## TASK
Take from the material every line that contains the word "calendar".

========

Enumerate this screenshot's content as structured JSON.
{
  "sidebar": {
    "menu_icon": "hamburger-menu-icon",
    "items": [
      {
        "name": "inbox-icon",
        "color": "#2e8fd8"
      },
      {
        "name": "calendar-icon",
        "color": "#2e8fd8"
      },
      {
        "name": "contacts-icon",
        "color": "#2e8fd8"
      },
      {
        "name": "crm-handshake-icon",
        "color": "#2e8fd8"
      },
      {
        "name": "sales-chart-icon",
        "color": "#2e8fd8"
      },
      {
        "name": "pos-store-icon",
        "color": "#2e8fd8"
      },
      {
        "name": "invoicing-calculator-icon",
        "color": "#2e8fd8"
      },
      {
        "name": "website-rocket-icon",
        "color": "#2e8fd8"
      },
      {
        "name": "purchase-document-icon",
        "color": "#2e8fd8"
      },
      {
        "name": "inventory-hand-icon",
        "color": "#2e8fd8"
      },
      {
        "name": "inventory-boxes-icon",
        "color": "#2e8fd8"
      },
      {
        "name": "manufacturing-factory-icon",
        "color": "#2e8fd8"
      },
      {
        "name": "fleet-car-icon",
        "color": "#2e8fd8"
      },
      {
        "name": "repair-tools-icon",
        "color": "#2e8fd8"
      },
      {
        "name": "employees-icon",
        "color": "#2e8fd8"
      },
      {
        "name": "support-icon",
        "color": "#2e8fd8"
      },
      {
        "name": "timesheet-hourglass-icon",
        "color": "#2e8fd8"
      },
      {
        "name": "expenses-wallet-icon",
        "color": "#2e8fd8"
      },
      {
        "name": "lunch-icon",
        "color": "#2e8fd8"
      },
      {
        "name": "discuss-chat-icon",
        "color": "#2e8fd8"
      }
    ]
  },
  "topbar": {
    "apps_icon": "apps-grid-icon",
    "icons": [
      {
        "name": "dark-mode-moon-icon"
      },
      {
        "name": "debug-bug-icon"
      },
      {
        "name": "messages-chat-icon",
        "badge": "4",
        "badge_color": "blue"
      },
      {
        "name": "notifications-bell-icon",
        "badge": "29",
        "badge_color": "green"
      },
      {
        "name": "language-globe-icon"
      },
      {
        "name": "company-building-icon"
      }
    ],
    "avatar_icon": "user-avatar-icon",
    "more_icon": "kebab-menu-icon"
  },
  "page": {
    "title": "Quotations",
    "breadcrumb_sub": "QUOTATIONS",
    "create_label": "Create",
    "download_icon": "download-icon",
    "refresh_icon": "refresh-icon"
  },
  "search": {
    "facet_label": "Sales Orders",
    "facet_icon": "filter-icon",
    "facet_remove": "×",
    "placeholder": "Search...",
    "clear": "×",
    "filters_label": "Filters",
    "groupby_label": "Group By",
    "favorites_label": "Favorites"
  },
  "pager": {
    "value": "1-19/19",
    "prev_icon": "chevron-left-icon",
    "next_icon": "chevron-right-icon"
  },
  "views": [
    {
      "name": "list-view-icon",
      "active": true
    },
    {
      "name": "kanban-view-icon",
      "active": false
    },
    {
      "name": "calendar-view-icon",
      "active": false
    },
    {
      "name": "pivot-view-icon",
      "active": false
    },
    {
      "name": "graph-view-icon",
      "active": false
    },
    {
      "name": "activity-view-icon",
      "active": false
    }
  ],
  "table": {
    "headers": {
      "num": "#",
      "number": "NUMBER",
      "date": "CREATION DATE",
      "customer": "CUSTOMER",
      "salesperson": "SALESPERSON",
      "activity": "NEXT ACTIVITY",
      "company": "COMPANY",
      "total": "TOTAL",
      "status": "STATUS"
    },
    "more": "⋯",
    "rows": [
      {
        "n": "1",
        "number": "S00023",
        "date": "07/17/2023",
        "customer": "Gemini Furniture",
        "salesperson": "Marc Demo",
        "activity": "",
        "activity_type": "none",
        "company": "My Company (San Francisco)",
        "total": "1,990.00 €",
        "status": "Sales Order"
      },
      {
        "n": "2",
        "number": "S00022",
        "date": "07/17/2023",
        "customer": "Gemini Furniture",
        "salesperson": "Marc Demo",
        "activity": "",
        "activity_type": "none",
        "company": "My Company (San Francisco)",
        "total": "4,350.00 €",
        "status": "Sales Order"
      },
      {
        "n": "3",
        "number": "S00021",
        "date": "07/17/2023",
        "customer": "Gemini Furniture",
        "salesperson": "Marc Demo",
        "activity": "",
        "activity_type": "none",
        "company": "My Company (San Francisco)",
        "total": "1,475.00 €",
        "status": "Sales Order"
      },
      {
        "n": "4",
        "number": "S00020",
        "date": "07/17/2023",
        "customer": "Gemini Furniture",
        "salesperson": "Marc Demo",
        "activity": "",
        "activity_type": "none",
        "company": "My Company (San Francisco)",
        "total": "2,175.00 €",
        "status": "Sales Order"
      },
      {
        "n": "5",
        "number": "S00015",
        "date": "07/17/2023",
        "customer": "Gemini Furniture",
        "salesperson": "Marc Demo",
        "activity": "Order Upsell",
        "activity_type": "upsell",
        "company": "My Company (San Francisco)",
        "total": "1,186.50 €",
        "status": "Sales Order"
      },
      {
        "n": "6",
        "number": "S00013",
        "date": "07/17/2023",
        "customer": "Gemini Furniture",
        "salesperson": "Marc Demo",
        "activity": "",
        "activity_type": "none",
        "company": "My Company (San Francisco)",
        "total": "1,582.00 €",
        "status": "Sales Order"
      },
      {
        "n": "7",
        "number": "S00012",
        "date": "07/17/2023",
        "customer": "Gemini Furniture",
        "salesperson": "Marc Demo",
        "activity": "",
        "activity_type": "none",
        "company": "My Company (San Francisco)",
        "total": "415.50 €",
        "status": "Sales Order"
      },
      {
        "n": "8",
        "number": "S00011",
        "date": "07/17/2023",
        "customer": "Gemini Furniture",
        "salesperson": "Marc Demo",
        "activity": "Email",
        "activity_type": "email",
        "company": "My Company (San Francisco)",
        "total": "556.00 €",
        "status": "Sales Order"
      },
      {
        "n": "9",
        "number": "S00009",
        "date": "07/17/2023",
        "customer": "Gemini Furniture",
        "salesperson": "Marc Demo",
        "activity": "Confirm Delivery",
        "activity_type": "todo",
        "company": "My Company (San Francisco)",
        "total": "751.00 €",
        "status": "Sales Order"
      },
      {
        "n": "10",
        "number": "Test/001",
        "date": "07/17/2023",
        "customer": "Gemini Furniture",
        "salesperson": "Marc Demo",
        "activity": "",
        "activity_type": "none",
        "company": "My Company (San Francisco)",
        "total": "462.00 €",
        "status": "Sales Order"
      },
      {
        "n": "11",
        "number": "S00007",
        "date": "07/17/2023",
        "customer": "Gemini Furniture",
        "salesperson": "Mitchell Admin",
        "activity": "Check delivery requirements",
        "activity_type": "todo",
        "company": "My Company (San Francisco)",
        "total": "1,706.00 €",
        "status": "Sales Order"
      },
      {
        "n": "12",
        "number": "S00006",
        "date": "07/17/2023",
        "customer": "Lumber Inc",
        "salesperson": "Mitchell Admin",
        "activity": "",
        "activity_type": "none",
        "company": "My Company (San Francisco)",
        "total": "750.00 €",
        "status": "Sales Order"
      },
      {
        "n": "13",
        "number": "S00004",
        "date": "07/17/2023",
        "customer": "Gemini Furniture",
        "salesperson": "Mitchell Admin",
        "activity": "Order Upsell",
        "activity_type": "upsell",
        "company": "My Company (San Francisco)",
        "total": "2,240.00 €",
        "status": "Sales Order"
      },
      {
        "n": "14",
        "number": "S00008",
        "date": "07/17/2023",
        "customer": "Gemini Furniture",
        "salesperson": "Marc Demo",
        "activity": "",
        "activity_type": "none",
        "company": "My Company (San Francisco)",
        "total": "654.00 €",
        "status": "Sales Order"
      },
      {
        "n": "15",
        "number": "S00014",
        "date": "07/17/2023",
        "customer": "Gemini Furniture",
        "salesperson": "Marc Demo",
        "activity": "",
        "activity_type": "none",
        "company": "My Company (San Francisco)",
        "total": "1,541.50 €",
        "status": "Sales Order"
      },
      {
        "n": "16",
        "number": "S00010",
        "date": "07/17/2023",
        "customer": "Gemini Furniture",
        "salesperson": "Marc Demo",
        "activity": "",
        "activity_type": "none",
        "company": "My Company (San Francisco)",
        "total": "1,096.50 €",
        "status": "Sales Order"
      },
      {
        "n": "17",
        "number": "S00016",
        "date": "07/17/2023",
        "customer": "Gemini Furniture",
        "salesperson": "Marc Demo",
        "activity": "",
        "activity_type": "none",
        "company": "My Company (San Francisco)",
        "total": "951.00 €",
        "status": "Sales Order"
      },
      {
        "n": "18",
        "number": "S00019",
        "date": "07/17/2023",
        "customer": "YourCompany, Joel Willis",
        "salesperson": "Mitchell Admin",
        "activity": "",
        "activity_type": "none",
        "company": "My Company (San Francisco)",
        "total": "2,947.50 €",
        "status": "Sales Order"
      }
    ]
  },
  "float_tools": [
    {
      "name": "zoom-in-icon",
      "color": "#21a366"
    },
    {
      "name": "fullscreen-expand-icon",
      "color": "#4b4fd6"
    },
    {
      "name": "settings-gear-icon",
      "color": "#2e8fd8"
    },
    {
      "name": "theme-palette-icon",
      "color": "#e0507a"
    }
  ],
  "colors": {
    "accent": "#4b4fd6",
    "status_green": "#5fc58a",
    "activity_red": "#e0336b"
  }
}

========

## TASK RESPONSE
        "name": "calendar-icon",
      "name": "calendar-view-icon",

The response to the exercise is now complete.